Before And After: How The Earthquake Hit Historical Landmarks In Turkey And Syria
A boy stands on rubble in the aftermath of an earthquake near Aleppo's ancient citadel, in the old city of Aleppo, Syria February 7, 2023.
A deadly earthquake hit Turkey and Syria on Monday, leaving thousands dead and whole landscapes completely transformed.
More than 5,200 people were killed by the first quake of 7.8 magnitude and a secondary quake of 7.5 magnitude (along with the 285 subsequent aftershocks).
More than 36 hours later, the horrifying death toll is continuing to rise.
Hundreds are still thought to be trapped under the rubble as an international humanitarian effort is underway to rescue as many people as possible.
But, harsh weather conditions and political turmoil in Syria continue to hamper relief efforts.
Historic buildings in both countries, some of which are ancient, have been dramatically hit, meaning thousands of years of architecture were undone in a matter of seconds.
Here’s a look at just how much devastation this has caused across the region, through before and after pictures.
The Gaziantep Citadel (Turkey) was built in the 12th and 13th centuries on top of an earlier Byzantine fortress built in the 6th century. It is a major tourist site, having survived waves of invasion and conquest over thousands of years.

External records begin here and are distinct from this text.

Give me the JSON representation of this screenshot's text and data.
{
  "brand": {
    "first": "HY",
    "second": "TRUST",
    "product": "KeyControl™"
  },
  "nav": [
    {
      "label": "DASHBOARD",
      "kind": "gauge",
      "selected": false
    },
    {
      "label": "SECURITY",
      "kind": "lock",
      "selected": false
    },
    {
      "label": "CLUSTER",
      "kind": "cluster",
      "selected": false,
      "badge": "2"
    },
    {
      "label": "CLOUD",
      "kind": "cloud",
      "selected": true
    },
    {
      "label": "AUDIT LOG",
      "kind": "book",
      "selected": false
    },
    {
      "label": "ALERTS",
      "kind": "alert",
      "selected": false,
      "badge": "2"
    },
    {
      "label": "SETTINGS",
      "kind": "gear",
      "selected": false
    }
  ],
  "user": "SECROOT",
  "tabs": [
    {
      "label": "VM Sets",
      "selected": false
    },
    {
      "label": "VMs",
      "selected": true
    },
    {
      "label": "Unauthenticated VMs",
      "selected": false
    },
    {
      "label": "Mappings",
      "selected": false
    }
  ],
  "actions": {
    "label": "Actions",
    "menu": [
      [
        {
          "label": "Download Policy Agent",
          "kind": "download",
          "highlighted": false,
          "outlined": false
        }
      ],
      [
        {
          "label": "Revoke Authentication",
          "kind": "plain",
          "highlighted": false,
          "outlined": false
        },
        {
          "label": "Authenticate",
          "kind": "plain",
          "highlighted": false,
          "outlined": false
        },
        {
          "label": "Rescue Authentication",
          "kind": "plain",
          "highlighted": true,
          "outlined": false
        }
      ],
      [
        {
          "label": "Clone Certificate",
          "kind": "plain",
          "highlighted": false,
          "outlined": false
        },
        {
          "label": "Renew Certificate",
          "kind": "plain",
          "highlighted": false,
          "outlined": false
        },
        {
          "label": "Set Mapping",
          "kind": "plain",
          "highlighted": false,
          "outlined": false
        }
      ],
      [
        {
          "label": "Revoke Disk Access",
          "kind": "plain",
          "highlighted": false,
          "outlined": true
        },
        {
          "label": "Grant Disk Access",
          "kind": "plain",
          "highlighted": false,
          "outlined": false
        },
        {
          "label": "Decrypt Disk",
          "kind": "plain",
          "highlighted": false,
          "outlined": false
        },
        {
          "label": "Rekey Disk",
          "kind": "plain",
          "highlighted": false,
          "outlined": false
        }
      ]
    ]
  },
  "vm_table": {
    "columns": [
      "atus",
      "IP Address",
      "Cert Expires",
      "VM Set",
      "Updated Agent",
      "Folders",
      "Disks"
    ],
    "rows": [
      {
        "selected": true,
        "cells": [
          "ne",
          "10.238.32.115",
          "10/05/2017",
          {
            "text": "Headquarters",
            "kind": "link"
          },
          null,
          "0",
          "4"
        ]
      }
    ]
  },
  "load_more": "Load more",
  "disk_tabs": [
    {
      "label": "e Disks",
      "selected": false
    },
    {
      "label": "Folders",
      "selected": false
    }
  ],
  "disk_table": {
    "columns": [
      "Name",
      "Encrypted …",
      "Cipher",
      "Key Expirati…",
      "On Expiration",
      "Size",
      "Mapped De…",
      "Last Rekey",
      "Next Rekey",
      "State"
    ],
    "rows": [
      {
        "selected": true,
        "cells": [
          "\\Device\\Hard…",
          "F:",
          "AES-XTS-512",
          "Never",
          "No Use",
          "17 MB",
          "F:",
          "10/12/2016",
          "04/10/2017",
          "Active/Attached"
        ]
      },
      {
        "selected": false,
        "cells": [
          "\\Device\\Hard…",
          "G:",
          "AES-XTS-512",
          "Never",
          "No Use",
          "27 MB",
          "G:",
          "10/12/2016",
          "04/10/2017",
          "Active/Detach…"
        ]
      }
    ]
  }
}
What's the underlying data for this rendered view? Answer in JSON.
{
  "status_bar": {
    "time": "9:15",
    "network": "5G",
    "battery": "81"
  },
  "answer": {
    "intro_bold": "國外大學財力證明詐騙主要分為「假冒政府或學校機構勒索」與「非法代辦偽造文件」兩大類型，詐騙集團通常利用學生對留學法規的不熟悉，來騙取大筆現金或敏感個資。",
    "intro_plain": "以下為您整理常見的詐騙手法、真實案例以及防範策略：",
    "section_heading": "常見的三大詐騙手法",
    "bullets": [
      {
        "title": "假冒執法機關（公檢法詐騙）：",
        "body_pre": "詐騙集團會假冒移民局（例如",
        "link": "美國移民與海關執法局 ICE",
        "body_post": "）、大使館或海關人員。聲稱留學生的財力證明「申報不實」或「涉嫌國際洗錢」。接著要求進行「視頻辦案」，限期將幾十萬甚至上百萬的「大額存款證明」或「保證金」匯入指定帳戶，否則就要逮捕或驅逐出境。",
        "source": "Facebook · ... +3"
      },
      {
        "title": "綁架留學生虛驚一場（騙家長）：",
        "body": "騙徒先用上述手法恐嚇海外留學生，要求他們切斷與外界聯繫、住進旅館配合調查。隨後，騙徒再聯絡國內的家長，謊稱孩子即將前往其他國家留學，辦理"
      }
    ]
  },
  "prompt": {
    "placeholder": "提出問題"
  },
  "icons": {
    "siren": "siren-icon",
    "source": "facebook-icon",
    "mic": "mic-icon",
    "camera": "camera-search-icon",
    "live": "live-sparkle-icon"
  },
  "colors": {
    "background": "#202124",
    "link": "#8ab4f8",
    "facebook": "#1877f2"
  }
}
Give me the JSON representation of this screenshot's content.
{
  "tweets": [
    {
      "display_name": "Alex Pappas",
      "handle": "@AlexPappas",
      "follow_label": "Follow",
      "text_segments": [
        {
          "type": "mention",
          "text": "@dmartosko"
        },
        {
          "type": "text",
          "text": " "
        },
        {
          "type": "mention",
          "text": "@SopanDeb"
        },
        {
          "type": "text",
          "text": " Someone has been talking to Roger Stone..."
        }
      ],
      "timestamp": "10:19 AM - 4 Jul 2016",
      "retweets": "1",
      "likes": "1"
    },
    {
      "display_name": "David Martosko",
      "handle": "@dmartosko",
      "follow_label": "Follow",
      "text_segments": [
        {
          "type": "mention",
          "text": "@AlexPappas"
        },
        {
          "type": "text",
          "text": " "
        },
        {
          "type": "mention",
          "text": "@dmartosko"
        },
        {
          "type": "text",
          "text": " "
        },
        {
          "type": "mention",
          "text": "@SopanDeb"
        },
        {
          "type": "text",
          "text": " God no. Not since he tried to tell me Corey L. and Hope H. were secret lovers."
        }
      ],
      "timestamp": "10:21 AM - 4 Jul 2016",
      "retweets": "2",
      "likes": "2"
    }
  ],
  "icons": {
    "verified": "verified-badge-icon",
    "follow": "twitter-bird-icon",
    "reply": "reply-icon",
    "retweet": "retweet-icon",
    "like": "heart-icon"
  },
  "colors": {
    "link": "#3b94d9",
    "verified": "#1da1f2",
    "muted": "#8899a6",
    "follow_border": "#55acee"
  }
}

Gaziantep is 80km from the earthquake’s epicentre in Kahramanmaras.
Gaziantep Citadel before the earthquake, pictured in November 2022
Here’s what it looked like after the quake – while much of it was levelled out, there is still a large portion of the structure standing.
The Yeni Cami – meaning New Mosque – in Malatya, Turkey, had its foundations laid in 1597 although it was not completed until 1663. It was part of the ottoman imperial empire, and only restored last year.
It was previously destroyed in the “Great Earthquake” of 1894 too, and again in 1964.
Before the earthquake
Yeni Cami after the earthquake, with walls collapsing.
The historic citadel on the outskirts of the old city in Aleppo, Syria, began construction between the 12th and 13th centuries. It includes a 22-metre moat, and a bridge.
Aleppo’s ancient citadel began to crumble following the deadly earthquake.